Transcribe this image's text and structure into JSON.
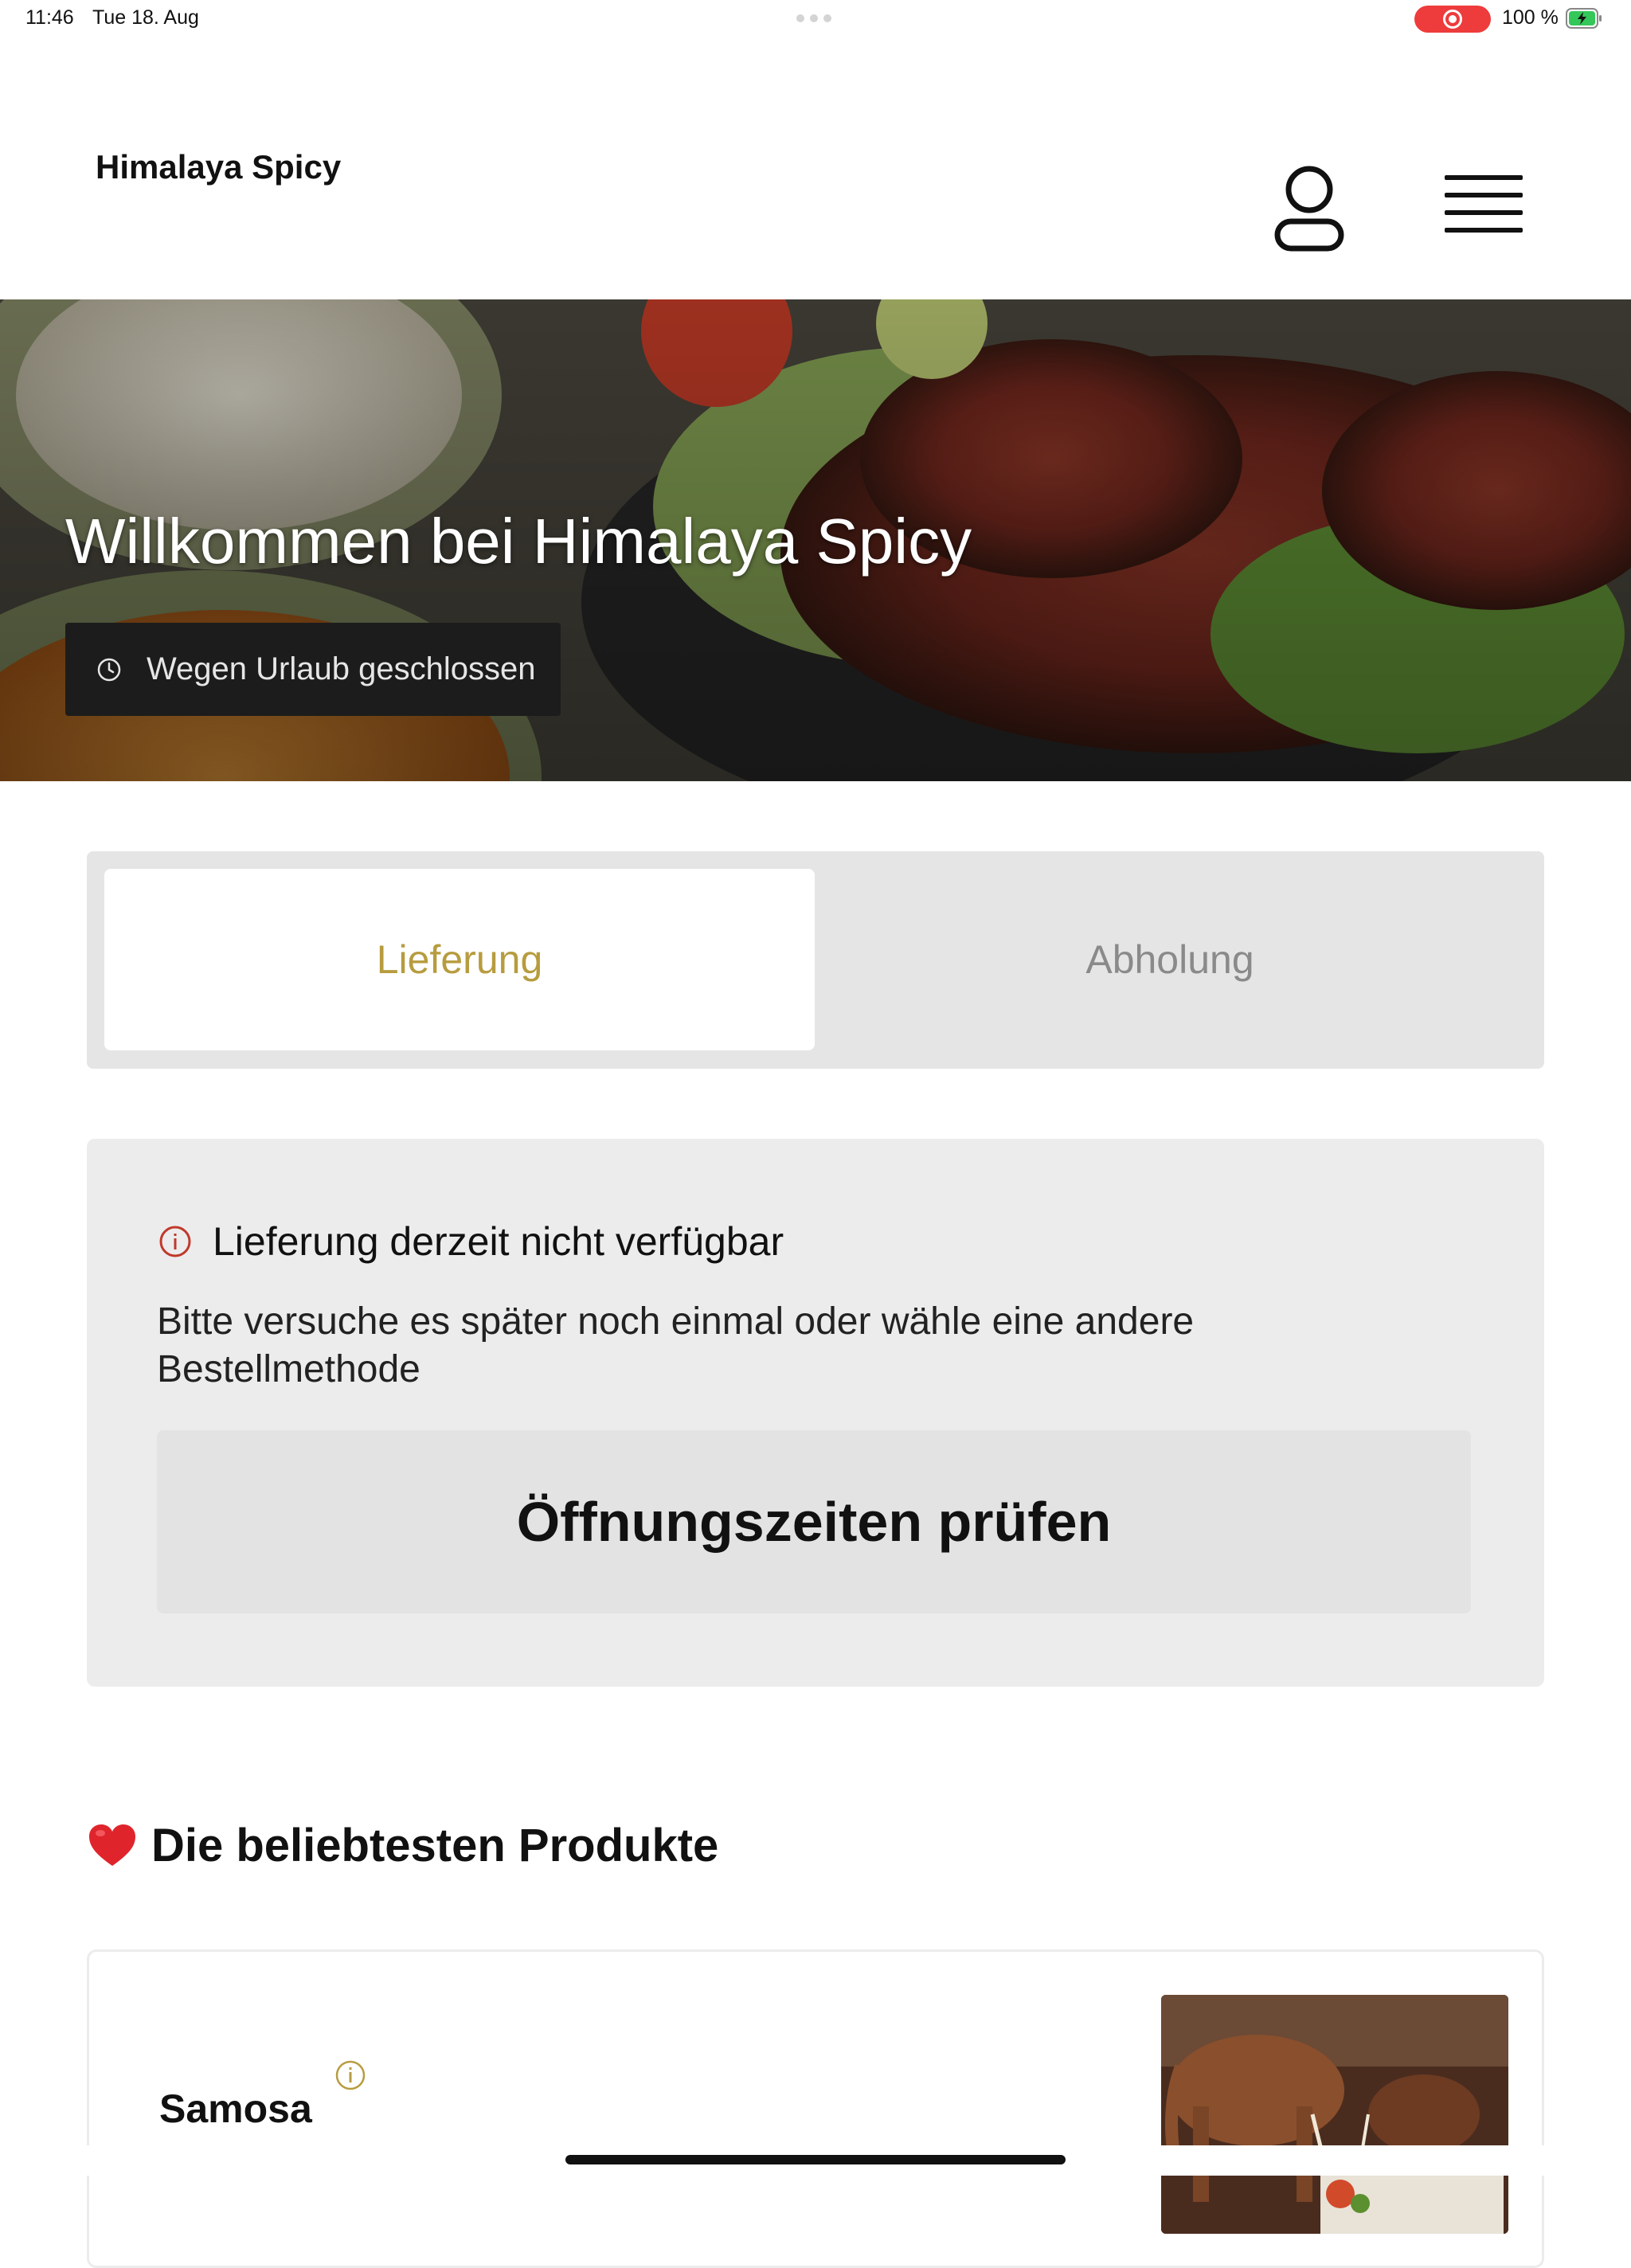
{
  "status_bar": {
    "time": "11:46",
    "date": "Tue 18. Aug",
    "battery_text": "100 %",
    "record_color": "#ee3b3b",
    "battery_color": "#34c759"
  },
  "header": {
    "brand": "Himalaya Spicy",
    "user_icon": "user-icon",
    "menu_icon": "hamburger-menu-icon"
  },
  "hero": {
    "title": "Willkommen bei Himalaya Spicy",
    "status_text": "Wegen Urlaub geschlossen",
    "status_icon": "clock-icon"
  },
  "order_method": {
    "options": [
      {
        "label": "Lieferung",
        "selected": true,
        "color": "#b79c3f"
      },
      {
        "label": "Abholung",
        "selected": false,
        "color": "#8a8a8a"
      }
    ]
  },
  "notice": {
    "icon": "info-circle-icon",
    "icon_color": "#c0392b",
    "title": "Lieferung derzeit nicht verfügbar",
    "text": "Bitte versuche es später noch einmal oder wähle eine andere Bestellmethode",
    "button_label": "Öffnungszeiten prüfen"
  },
  "popular": {
    "icon": "heart-icon",
    "title": "Die beliebtesten Produkte",
    "products": [
      {
        "name": "Samosa",
        "info_icon": "info-circle-icon",
        "accent_color": "#b79c3f"
      }
    ]
  }
}
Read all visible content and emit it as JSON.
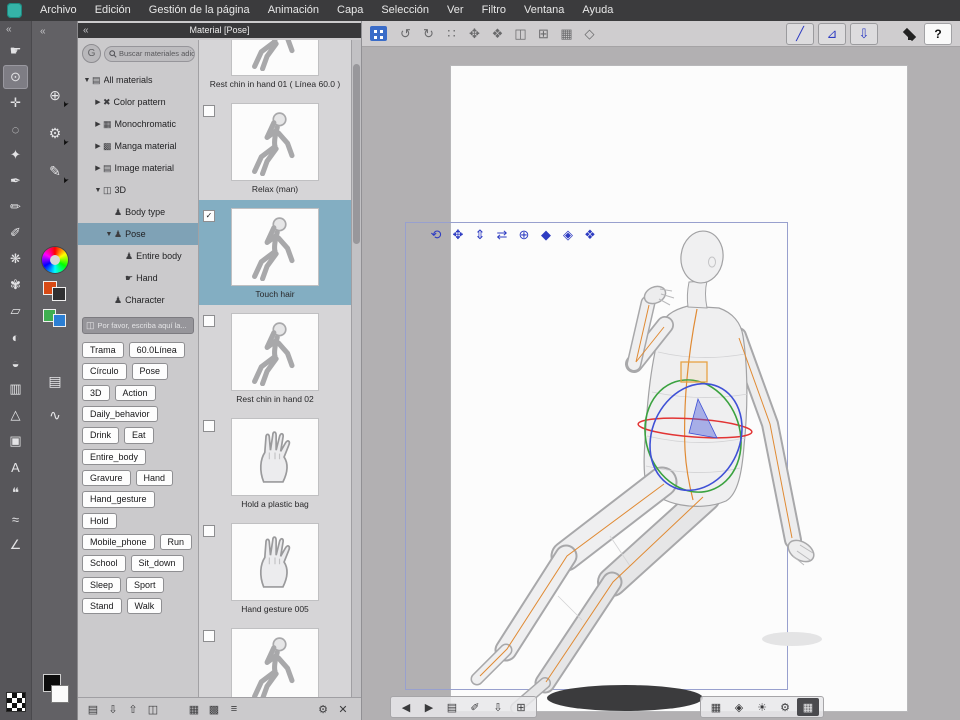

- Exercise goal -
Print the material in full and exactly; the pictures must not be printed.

- Completed task -
Transcribe this image's text and structure into JSON.
{
  "status_bar": {
    "time": "11:46",
    "date": "Tue 18. Aug",
    "battery_text": "100 %",
    "record_color": "#ee3b3b",
    "battery_color": "#34c759"
  },
  "header": {
    "brand": "Himalaya Spicy",
    "user_icon": "user-icon",
    "menu_icon": "hamburger-menu-icon"
  },
  "hero": {
    "title": "Willkommen bei Himalaya Spicy",
    "status_text": "Wegen Urlaub geschlossen",
    "status_icon": "clock-icon"
  },
  "order_method": {
    "options": [
      {
        "label": "Lieferung",
        "selected": true,
        "color": "#b79c3f"
      },
      {
        "label": "Abholung",
        "selected": false,
        "color": "#8a8a8a"
      }
    ]
  },
  "notice": {
    "icon": "info-circle-icon",
    "icon_color": "#c0392b",
    "title": "Lieferung derzeit nicht verfügbar",
    "text": "Bitte versuche es später noch einmal oder wähle eine andere Bestellmethode",
    "button_label": "Öffnungszeiten prüfen"
  },
  "popular": {
    "icon": "heart-icon",
    "title": "Die beliebtesten Produkte",
    "products": [
      {
        "name": "Samosa",
        "info_icon": "info-circle-icon",
        "accent_color": "#b79c3f"
      }
    ]
  }
}
Read all visible content and emit it as JSON.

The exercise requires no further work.